    • Use no generated servers; rather, use a server that is part of the JBoss distribution (i.e., all, default, or minimal).

Running JBoss in Eclipse, allowing localhost-access only

This HowTo expands on the "Using the server tools" section of the Web Tools Project documentation in Eclipse Help. The instructions deviate from those provided by Eclipse in order to explain how to:

  • run a locally- and script-generated server from within Eclipse; and,
  • restrict JBoss so that it listens only for requests from the local machine (localhost, IP =

Running a generated server from within Eclipse

If you intend to simply run the distributed default server (listening only on localhost), you can skip this section and go on to the next.

As of December 2006, the easiest way to run a generated JBoss server from within Eclipse is to copy it into the ${JBOSS_HOME}/server/default/ directory. It is noteworthy that Eclipse Bug #128444 identifies users' interest to have a less clumsy way of accomplishing this goal.

To effect the copy (using your preferred file-manipulation tool, e.g., Windows Explorer):

  1. Move (rename) the default server distributed with JBoss from its original location, ${JBOSS_HOME}/server/default/. The suggested new location is ${JBOSS_HOME}/server/default-dist/. [The original default server must reside in the ${JBOSS_HOME}/server/default/ directory when servant is used to generate servers. An alternative to renaming the directory - and restoring it to the original path when it is necessary to run servant again - is to repeat the check-out of the original default server from the code repository if and when that becomes necessary.]
  2. Copy the generated server to be run from within Eclipse into the directory ${JBOSS_HOME}/server/default/

Create a "localhost-only" server configuration in Eclipse

This set of steps configures a launcher for the server in ${JBOSS_HOME}/server/default/ that, when run, will listen for requests coming from localhost only, and ignore requests that originate on other machines (i.e., over the network).

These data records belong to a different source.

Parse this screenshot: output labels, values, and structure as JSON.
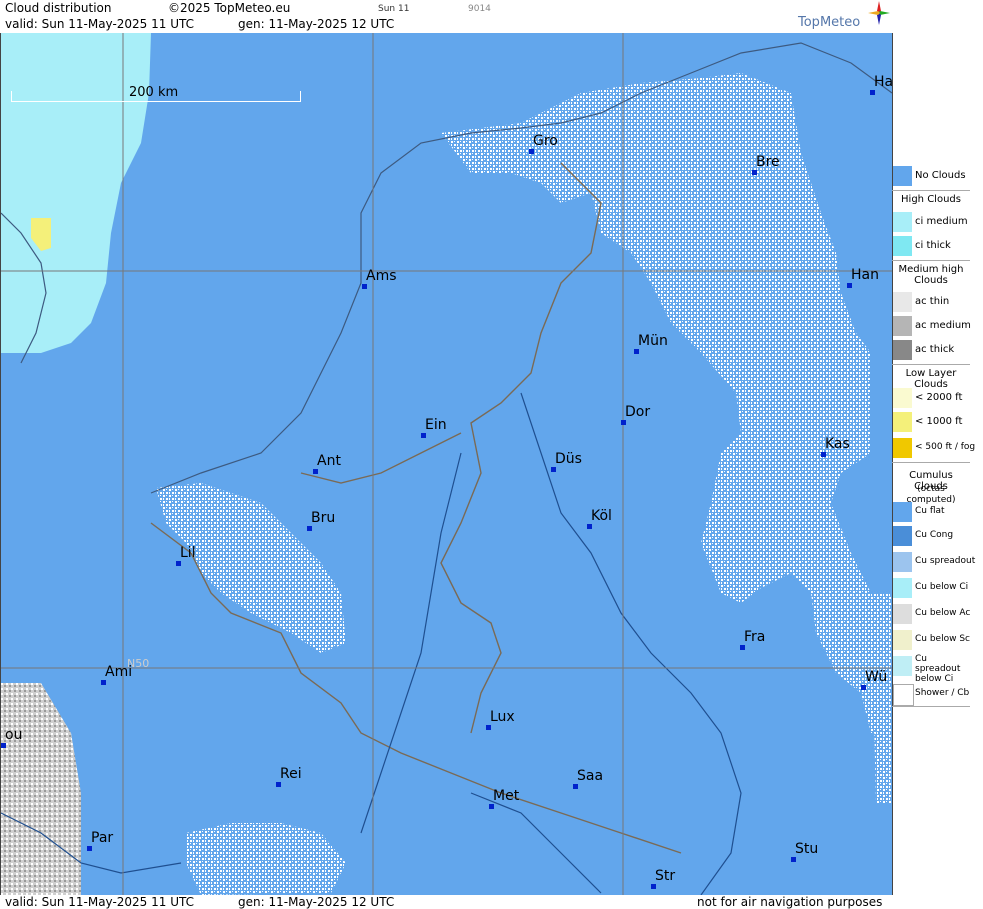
{
  "header": {
    "title": "Cloud distribution",
    "copyright": "©2025 TopMeteo.eu",
    "tiny_left": "Sun 11",
    "tiny_right": "9014",
    "valid": "valid:  Sun  11-May-2025  11 UTC",
    "gen": "gen: 11-May-2025 12 UTC"
  },
  "logo": "TopMeteo",
  "scale_bar": "200 km",
  "lat_label": "N50",
  "cities": [
    {
      "name": "Gro"
    },
    {
      "name": "Bre"
    },
    {
      "name": "Ha"
    },
    {
      "name": "Ams"
    },
    {
      "name": "Han"
    },
    {
      "name": "Mün"
    },
    {
      "name": "Ein"
    },
    {
      "name": "Dor"
    },
    {
      "name": "Ant"
    },
    {
      "name": "Düs"
    },
    {
      "name": "Kas"
    },
    {
      "name": "Bru"
    },
    {
      "name": "Köl"
    },
    {
      "name": "Lil"
    },
    {
      "name": "Fra"
    },
    {
      "name": "Ami"
    },
    {
      "name": "Wü"
    },
    {
      "name": "Lux"
    },
    {
      "name": "Rei"
    },
    {
      "name": "Saa"
    },
    {
      "name": "Met"
    },
    {
      "name": "Par"
    },
    {
      "name": "Stu"
    },
    {
      "name": "Str"
    },
    {
      "name": "ou"
    }
  ],
  "legend": {
    "no_clouds": "No Clouds",
    "high_title": "High Clouds",
    "ci_medium": "ci medium",
    "ci_thick": "ci thick",
    "medium_title": "Medium high Clouds",
    "ac_thin": "ac thin",
    "ac_medium": "ac medium",
    "ac_thick": "ac thick",
    "low_title": "Low Layer Clouds",
    "low_2000": "< 2000 ft",
    "low_1000": "< 1000 ft",
    "low_500": "< 500 ft / fog",
    "cu_title": "Cumulus Clouds",
    "cu_sub": "(octas computed)",
    "cu_flat": "Cu flat",
    "cu_cong": "Cu Cong",
    "cu_spreadout": "Cu spreadout",
    "cu_below_ci": "Cu below Ci",
    "cu_below_ac": "Cu below Ac",
    "cu_below_sc": "Cu below Sc",
    "cu_spread_below_ci": "Cu spreadout below Ci",
    "shower": "Shower / Cb"
  },
  "footer": {
    "valid": "valid:  Sun  11-May-2025  11 UTC",
    "gen": "gen: 11-May-2025 12 UTC",
    "note": "not for air navigation purposes"
  },
  "colors": {
    "no_clouds": "#62a6ec",
    "ci_medium": "#a8eef8",
    "ci_thick": "#7fe8f2",
    "cu_flat": "#ffffff",
    "low_yellow": "#f4f07a",
    "grey": "#bbbbbb"
  }
}
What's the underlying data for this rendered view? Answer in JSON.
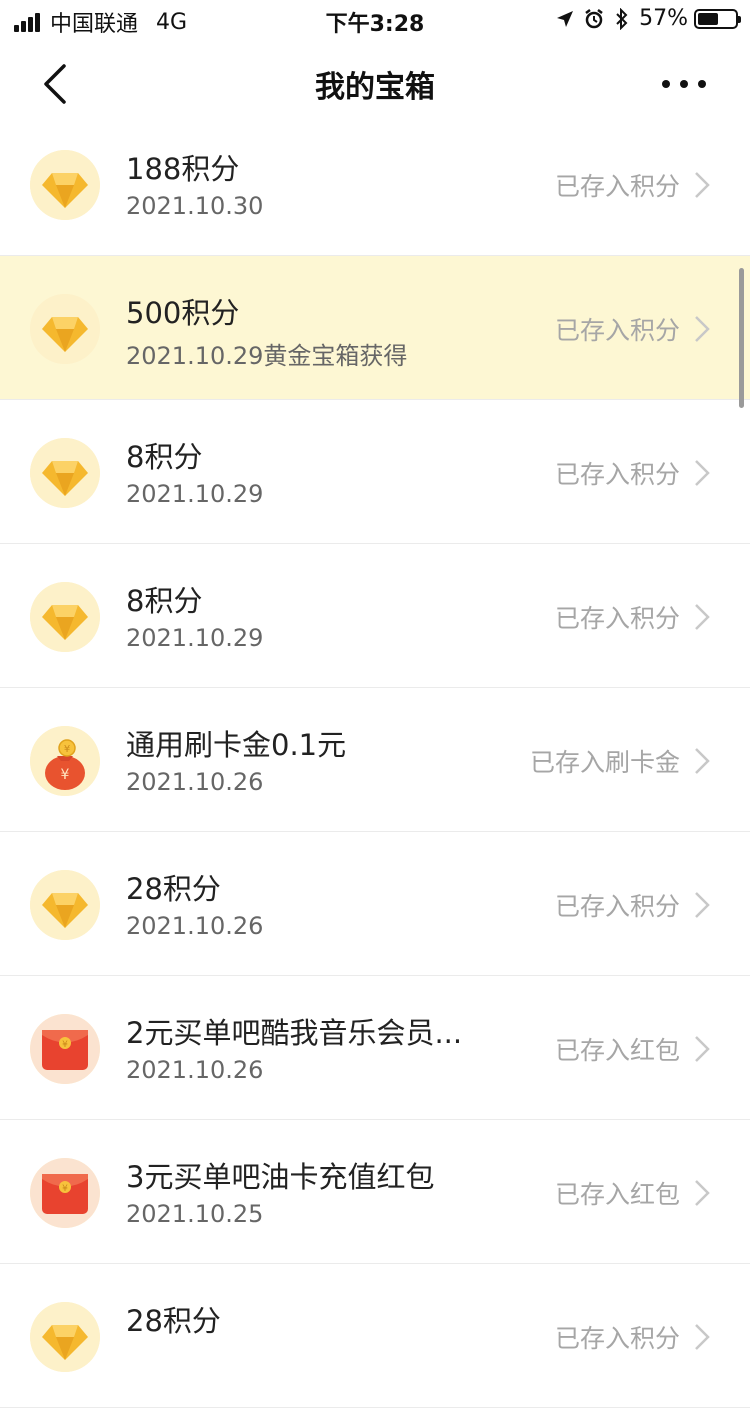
{
  "status_bar": {
    "carrier": "中国联通",
    "network": "4G",
    "time": "下午3:28",
    "battery_pct": "57%"
  },
  "nav": {
    "title": "我的宝箱"
  },
  "items": [
    {
      "title": "188积分",
      "date": "2021.10.30",
      "status": "已存入积分",
      "icon": "diamond-icon"
    },
    {
      "title": "500积分",
      "date": "2021.10.29黄金宝箱获得",
      "status": "已存入积分",
      "icon": "diamond-icon"
    },
    {
      "title": "8积分",
      "date": "2021.10.29",
      "status": "已存入积分",
      "icon": "diamond-icon"
    },
    {
      "title": "8积分",
      "date": "2021.10.29",
      "status": "已存入积分",
      "icon": "diamond-icon"
    },
    {
      "title": "通用刷卡金0.1元",
      "date": "2021.10.26",
      "status": "已存入刷卡金",
      "icon": "money-bag-icon"
    },
    {
      "title": "28积分",
      "date": "2021.10.26",
      "status": "已存入积分",
      "icon": "diamond-icon"
    },
    {
      "title": "2元买单吧酷我音乐会员...",
      "date": "2021.10.26",
      "status": "已存入红包",
      "icon": "red-envelope-icon"
    },
    {
      "title": "3元买单吧油卡充值红包",
      "date": "2021.10.25",
      "status": "已存入红包",
      "icon": "red-envelope-icon"
    },
    {
      "title": "28积分",
      "date": "",
      "status": "已存入积分",
      "icon": "diamond-icon"
    }
  ],
  "colors": {
    "highlight_row": "#fdf7d3",
    "diamond_gold": "#f5b82e",
    "envelope_red": "#e8432f"
  }
}
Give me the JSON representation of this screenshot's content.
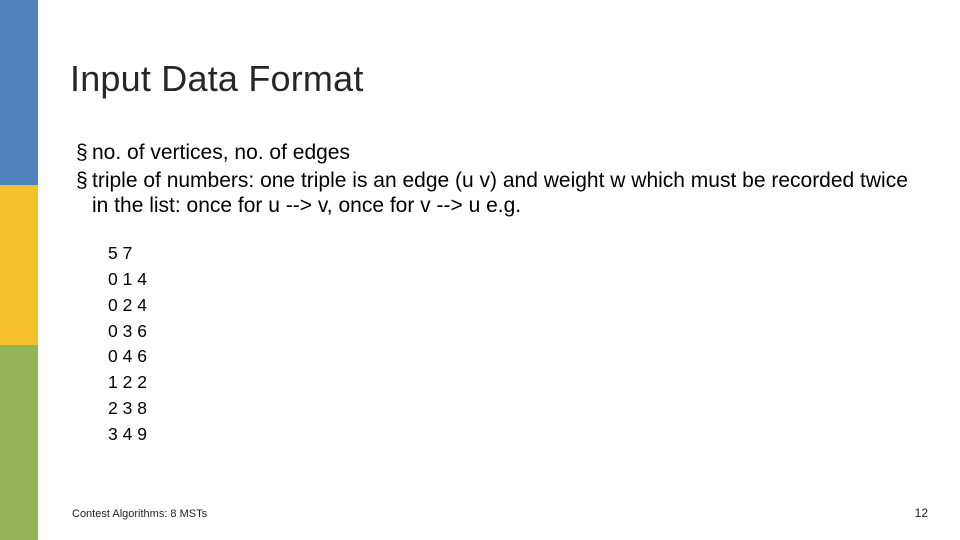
{
  "title": "Input Data Format",
  "bullets": [
    "no. of vertices, no. of edges",
    "triple of numbers: one triple is an edge (u v) and weight w which must be recorded twice in the list: once for u --> v, once for v --> u  e.g."
  ],
  "data_lines": [
    "5 7",
    "0 1 4",
    "0 2 4",
    "0 3 6",
    "0 4 6",
    "1 2 2",
    "2 3 8",
    "3 4 9"
  ],
  "footer_left": "Contest Algorithms: 8 MSTs",
  "footer_right": "12"
}
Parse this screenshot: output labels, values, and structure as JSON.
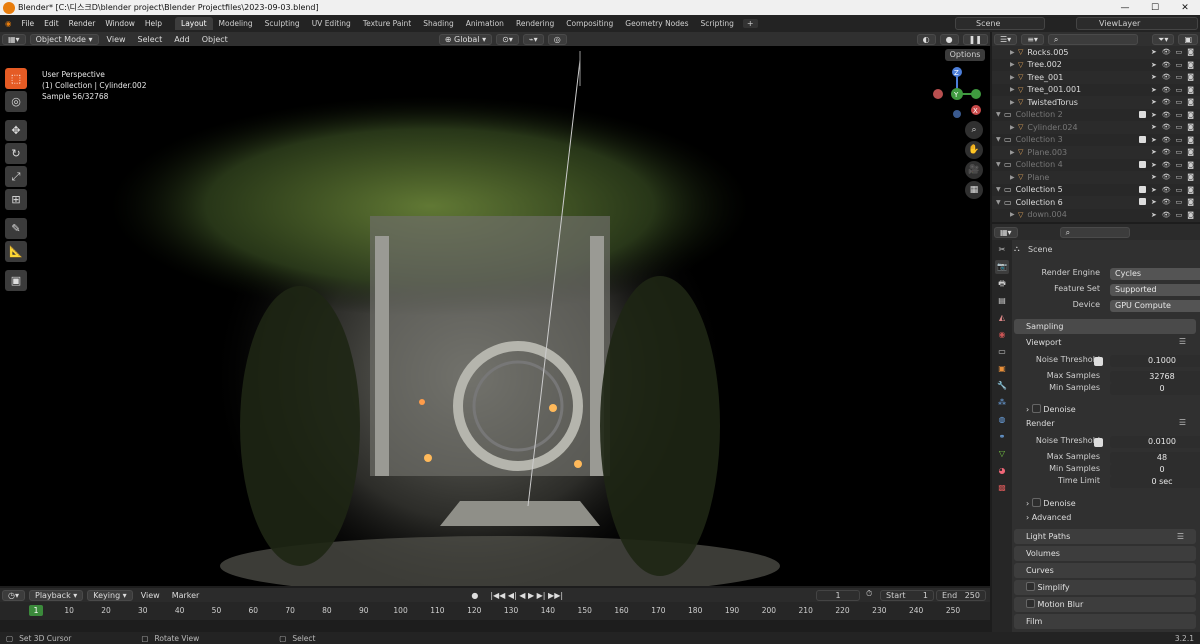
{
  "titlebar": {
    "title": "Blender* [C:\\디스크D\\blender project\\Blender Projectfiles\\2023-09-03.blend]",
    "minimize": "—",
    "maximize": "☐",
    "close": "✕"
  },
  "menu": {
    "items": [
      "File",
      "Edit",
      "Render",
      "Window",
      "Help"
    ]
  },
  "workspaces": [
    "Layout",
    "Modeling",
    "Sculpting",
    "UV Editing",
    "Texture Paint",
    "Shading",
    "Animation",
    "Rendering",
    "Compositing",
    "Geometry Nodes",
    "Scripting"
  ],
  "active_workspace": "Layout",
  "scene_name": "Scene",
  "view_layer": "ViewLayer",
  "viewport": {
    "mode": "Object Mode",
    "menus": [
      "View",
      "Select",
      "Add",
      "Object"
    ],
    "transform_orientation": "Global",
    "options": "Options",
    "perspective": "User Perspective",
    "collection": "(1) Collection | Cylinder.002",
    "sample": "Sample 56/32768"
  },
  "gizmo": {
    "x": "X",
    "y": "Y",
    "z": "Z"
  },
  "timeline": {
    "menus": [
      "Playback",
      "Keying",
      "View",
      "Marker"
    ],
    "ticks": [
      "1",
      "10",
      "20",
      "30",
      "40",
      "50",
      "60",
      "70",
      "80",
      "90",
      "100",
      "110",
      "120",
      "130",
      "140",
      "150",
      "160",
      "170",
      "180",
      "190",
      "200",
      "210",
      "220",
      "230",
      "240",
      "250"
    ],
    "current_frame": "1",
    "start_label": "Start",
    "start": "1",
    "end_label": "End",
    "end": "250"
  },
  "status": {
    "items": [
      "Set 3D Cursor",
      "Rotate View",
      "Select"
    ],
    "version": "3.2.1"
  },
  "outliner": {
    "rows": [
      {
        "name": "Rocks.005",
        "dim": false,
        "type": "obj"
      },
      {
        "name": "Tree.002",
        "dim": false,
        "type": "obj"
      },
      {
        "name": "Tree_001",
        "dim": false,
        "type": "obj"
      },
      {
        "name": "Tree_001.001",
        "dim": false,
        "type": "obj"
      },
      {
        "name": "TwistedTorus",
        "dim": false,
        "type": "obj"
      },
      {
        "name": "Collection 2",
        "dim": true,
        "type": "col"
      },
      {
        "name": "Cylinder.024",
        "dim": true,
        "type": "obj"
      },
      {
        "name": "Collection 3",
        "dim": true,
        "type": "col"
      },
      {
        "name": "Plane.003",
        "dim": true,
        "type": "obj"
      },
      {
        "name": "Collection 4",
        "dim": true,
        "type": "col"
      },
      {
        "name": "Plane",
        "dim": true,
        "type": "obj"
      },
      {
        "name": "Collection 5",
        "dim": false,
        "type": "col"
      },
      {
        "name": "Collection 6",
        "dim": false,
        "type": "col"
      },
      {
        "name": "down.004",
        "dim": true,
        "type": "obj"
      }
    ]
  },
  "properties": {
    "context": "Scene",
    "render_engine": {
      "label": "Render Engine",
      "value": "Cycles"
    },
    "feature_set": {
      "label": "Feature Set",
      "value": "Supported"
    },
    "device": {
      "label": "Device",
      "value": "GPU Compute"
    },
    "sampling": "Sampling",
    "viewport_sub": "Viewport",
    "vp_noise": {
      "label": "Noise Threshold",
      "value": "0.1000"
    },
    "vp_max": {
      "label": "Max Samples",
      "value": "32768"
    },
    "vp_min": {
      "label": "Min Samples",
      "value": "0"
    },
    "denoise": "Denoise",
    "render_sub": "Render",
    "r_noise": {
      "label": "Noise Threshold",
      "value": "0.0100"
    },
    "r_max": {
      "label": "Max Samples",
      "value": "48"
    },
    "r_min": {
      "label": "Min Samples",
      "value": "0"
    },
    "r_time": {
      "label": "Time Limit",
      "value": "0 sec"
    },
    "denoise2": "Denoise",
    "advanced": "Advanced",
    "light_paths": "Light Paths",
    "volumes": "Volumes",
    "curves": "Curves",
    "simplify": "Simplify",
    "motion_blur": "Motion Blur",
    "film": "Film"
  },
  "colors": {
    "accent": "#e55b24",
    "active_tab": "#3d3d3d",
    "frame_marker": "#3b8a3b"
  }
}
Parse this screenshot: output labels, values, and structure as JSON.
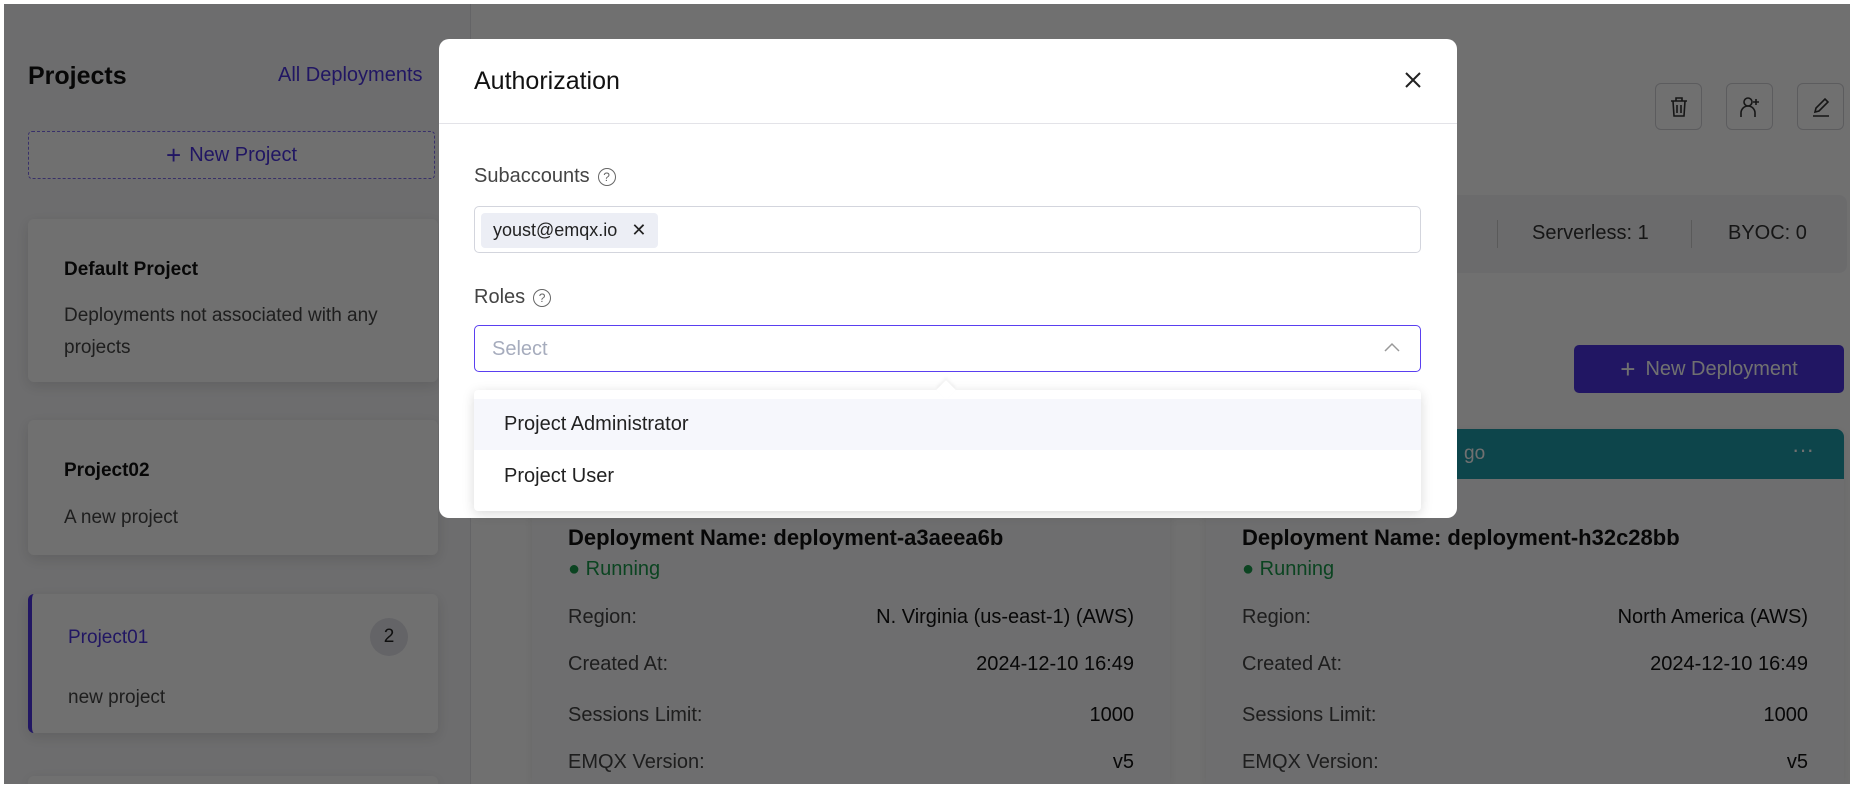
{
  "sidebar": {
    "title": "Projects",
    "all_deployments": "All Deployments",
    "new_project": "New Project",
    "projects": [
      {
        "name": "Default Project",
        "description": "Deployments not associated with any projects"
      },
      {
        "name": "Project02",
        "description": "A new project"
      },
      {
        "name": "Project01",
        "description": "new project",
        "count": "2",
        "active": true
      }
    ]
  },
  "toolbar": {
    "icons": [
      "trash-icon",
      "add-user-icon",
      "edit-icon"
    ]
  },
  "stats": {
    "serverless": "Serverless: 1",
    "byoc": "BYOC: 0"
  },
  "new_deployment": "New Deployment",
  "deployments": [
    {
      "header": "",
      "name": "Deployment Name: deployment-a3aeea6b",
      "status": "Running",
      "rows": [
        [
          "Region:",
          "N. Virginia (us-east-1) (AWS)"
        ],
        [
          "Created At:",
          "2024-12-10 16:49"
        ],
        [
          "Sessions Limit:",
          "1000"
        ],
        [
          "EMQX Version:",
          "v5"
        ]
      ]
    },
    {
      "header": "go",
      "name": "Deployment Name: deployment-h32c28bb",
      "status": "Running",
      "rows": [
        [
          "Region:",
          "North America (AWS)"
        ],
        [
          "Created At:",
          "2024-12-10 16:49"
        ],
        [
          "Sessions Limit:",
          "1000"
        ],
        [
          "EMQX Version:",
          "v5"
        ]
      ]
    }
  ],
  "modal": {
    "title": "Authorization",
    "subaccounts_label": "Subaccounts",
    "subaccount_tag": "youst@emqx.io",
    "roles_label": "Roles",
    "roles_placeholder": "Select",
    "options": [
      "Project Administrator",
      "Project User"
    ]
  },
  "colors": {
    "accent": "#4a33e0",
    "teal": "#1e9cab",
    "running": "#1a9a4a"
  }
}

Begin by opening the J2EE perspective in Eclipse (Window : Open Perspective : J2EE - click Other... if J2EE does not appear immediately upon selection of Open Perspective). Next, Click the Servers tab (unless you've changed how your J2EE perspective is organised, you'll find this tab among the views grouped at the bottom of the Eclipse window). Create a new server by following the steps and screenshots below:

Right click in the empty space on the Servers tab, and choose New : Server. Step through the JBoss 4.0 wizard, making sure to specify the path of your ${JBOSS_HOME} (in the example, d:\workspace\jboss-4.0.3); defaults should suffice for all other field values:

server config wizard, 1 of 4

server config wizard, 2 of 4

server config wizard, 3 of 4

server config wizard, 3 of 4

The new server will be named something like "JBoss 4.0"; open the new server (double-click) and edit the name to something more specific and recognizable, such as "JBoss localhost-only":

open and edit (rename) the new server

Last, click the Open launch configuration link, and select the Arguments tab. In the "Program arguments" field, add this new argument: -b The -b argument sets the bind address for all JBoss services. The complete program argument set will read:

        -c default -b

open launch configuration and add argument

Click OK, and save the server configuration window (e.g., from the Eclipse menu, choose File : Save).

Test the server

Start the server to test it (right click and choose Start from the context menu). The server's console log will display in Eclipse's console window. When the server has fully launched, the end of the log will show the ports on which JBoss is listening. The ports (http and https, respectively) are expected to be:

  • (will display in log as: "INFO [Http11Protocol] Starting Coyote HTTP/1.1 on http-")
  • (will display in log as: "INFO [Http11Protocol] Starting Coyote HTTP/1.1 on http-")

Point a browser at the server, e.g., at https://localhost:8443/. You should see the JBoss Application Server answer your browser's request:

JBoss server in browser window

You are now ready to use the local instance of JBoss to deploy and test appliations.